══ Material for this task ══

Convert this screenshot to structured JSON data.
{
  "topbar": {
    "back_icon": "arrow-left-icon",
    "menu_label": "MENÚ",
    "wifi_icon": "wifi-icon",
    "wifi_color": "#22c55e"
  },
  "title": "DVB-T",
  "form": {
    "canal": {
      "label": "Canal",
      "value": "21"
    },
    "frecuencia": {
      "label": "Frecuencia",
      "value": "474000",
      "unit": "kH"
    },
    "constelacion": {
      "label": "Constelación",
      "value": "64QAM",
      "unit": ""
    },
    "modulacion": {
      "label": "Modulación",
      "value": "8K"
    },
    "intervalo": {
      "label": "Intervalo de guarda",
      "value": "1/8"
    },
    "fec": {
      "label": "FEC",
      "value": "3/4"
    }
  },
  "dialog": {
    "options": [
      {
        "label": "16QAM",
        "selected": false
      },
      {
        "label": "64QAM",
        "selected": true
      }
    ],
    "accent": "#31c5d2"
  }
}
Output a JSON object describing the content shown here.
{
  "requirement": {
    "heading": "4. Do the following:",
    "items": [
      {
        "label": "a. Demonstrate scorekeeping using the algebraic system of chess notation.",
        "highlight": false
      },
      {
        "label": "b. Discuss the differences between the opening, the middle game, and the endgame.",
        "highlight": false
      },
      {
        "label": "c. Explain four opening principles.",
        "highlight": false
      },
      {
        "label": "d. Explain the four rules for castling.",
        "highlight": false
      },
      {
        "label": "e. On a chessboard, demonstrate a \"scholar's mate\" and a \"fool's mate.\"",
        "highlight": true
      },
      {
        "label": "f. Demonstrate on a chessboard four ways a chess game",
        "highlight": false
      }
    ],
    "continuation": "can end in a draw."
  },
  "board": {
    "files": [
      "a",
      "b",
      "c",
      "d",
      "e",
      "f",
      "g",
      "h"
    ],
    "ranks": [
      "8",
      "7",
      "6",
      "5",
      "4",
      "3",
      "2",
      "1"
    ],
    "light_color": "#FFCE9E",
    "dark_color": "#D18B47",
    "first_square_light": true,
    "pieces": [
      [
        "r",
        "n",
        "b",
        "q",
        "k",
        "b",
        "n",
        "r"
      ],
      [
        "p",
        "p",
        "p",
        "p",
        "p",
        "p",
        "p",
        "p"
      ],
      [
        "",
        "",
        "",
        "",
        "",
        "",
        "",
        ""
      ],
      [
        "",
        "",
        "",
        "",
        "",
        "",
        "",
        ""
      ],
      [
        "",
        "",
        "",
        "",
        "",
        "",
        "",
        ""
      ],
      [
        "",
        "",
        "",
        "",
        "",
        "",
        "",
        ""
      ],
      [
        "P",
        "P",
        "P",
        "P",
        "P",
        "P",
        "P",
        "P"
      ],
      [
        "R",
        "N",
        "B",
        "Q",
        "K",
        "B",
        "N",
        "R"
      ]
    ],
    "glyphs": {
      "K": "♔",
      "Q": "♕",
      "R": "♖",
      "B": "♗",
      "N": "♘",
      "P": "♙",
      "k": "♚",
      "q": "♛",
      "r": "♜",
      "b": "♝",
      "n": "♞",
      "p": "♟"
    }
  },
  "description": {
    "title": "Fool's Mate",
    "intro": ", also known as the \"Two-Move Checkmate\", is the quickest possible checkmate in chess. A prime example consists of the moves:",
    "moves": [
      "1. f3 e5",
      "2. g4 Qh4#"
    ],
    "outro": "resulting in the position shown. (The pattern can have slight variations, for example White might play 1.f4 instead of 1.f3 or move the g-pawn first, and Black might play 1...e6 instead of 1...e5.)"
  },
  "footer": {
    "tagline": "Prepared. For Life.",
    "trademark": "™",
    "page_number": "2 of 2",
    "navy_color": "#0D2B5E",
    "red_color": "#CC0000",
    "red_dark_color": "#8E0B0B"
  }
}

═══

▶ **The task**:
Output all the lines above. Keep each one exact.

▶ **Reply**:
Convert this screenshot to structured JSON data.
{
  "topbar": {
    "back_icon": "arrow-left-icon",
    "menu_label": "MENÚ",
    "wifi_icon": "wifi-icon",
    "wifi_color": "#22c55e"
  },
  "title": "DVB-T",
  "form": {
    "canal": {
      "label": "Canal",
      "value": "21"
    },
    "frecuencia": {
      "label": "Frecuencia",
      "value": "474000",
      "unit": "kH"
    },
    "constelacion": {
      "label": "Constelación",
      "value": "64QAM",
      "unit": ""
    },
    "modulacion": {
      "label": "Modulación",
      "value": "8K"
    },
    "intervalo": {
      "label": "Intervalo de guarda",
      "value": "1/8"
    },
    "fec": {
      "label": "FEC",
      "value": "3/4"
    }
  },
  "dialog": {
    "options": [
      {
        "label": "16QAM",
        "selected": false
      },
      {
        "label": "64QAM",
        "selected": true
      }
    ],
    "accent": "#31c5d2"
  }
}
Output a JSON object describing the content shown here.
{
  "requirement": {
    "heading": "4. Do the following:",
    "items": [
      {
        "label": "a. Demonstrate scorekeeping using the algebraic system of chess notation.",
        "highlight": false
      },
      {
        "label": "b. Discuss the differences between the opening, the middle game, and the endgame.",
        "highlight": false
      },
      {
        "label": "c. Explain four opening principles.",
        "highlight": false
      },
      {
        "label": "d. Explain the four rules for castling.",
        "highlight": false
      },
      {
        "label": "e. On a chessboard, demonstrate a \"scholar's mate\" and a \"fool's mate.\"",
        "highlight": true
      },
      {
        "label": "f. Demonstrate on a chessboard four ways a chess game",
        "highlight": false
      }
    ],
    "continuation": "can end in a draw."
  },
  "board": {
    "files": [
      "a",
      "b",
      "c",
      "d",
      "e",
      "f",
      "g",
      "h"
    ],
    "ranks": [
      "8",
      "7",
      "6",
      "5",
      "4",
      "3",
      "2",
      "1"
    ],
    "light_color": "#FFCE9E",
    "dark_color": "#D18B47",
    "first_square_light": true,
    "pieces": [
      [
        "r",
        "n",
        "b",
        "q",
        "k",
        "b",
        "n",
        "r"
      ],
      [
        "p",
        "p",
        "p",
        "p",
        "p",
        "p",
        "p",
        "p"
      ],
      [
        "",
        "",
        "",
        "",
        "",
        "",
        "",
        ""
      ],
      [
        "",
        "",
        "",
        "",
        "",
        "",
        "",
        ""
      ],
      [
        "",
        "",
        "",
        "",
        "",
        "",
        "",
        ""
      ],
      [
        "",
        "",
        "",
        "",
        "",
        "",
        "",
        ""
      ],
      [
        "P",
        "P",
        "P",
        "P",
        "P",
        "P",
        "P",
        "P"
      ],
      [
        "R",
        "N",
        "B",
        "Q",
        "K",
        "B",
        "N",
        "R"
      ]
    ],
    "glyphs": {
      "K": "♔",
      "Q": "♕",
      "R": "♖",
      "B": "♗",
      "N": "♘",
      "P": "♙",
      "k": "♚",
      "q": "♛",
      "r": "♜",
      "b": "♝",
      "n": "♞",
      "p": "♟"
    }
  },
  "description": {
    "title": "Fool's Mate",
    "intro": ", also known as the \"Two-Move Checkmate\", is the quickest possible checkmate in chess. A prime example consists of the moves:",
    "moves": [
      "1. f3 e5",
      "2. g4 Qh4#"
    ],
    "outro": "resulting in the position shown. (The pattern can have slight variations, for example White might play 1.f4 instead of 1.f3 or move the g-pawn first, and Black might play 1...e6 instead of 1...e5.)"
  },
  "footer": {
    "tagline": "Prepared. For Life.",
    "trademark": "™",
    "page_number": "2 of 2",
    "navy_color": "#0D2B5E",
    "red_color": "#CC0000",
    "red_dark_color": "#8E0B0B"
  }
}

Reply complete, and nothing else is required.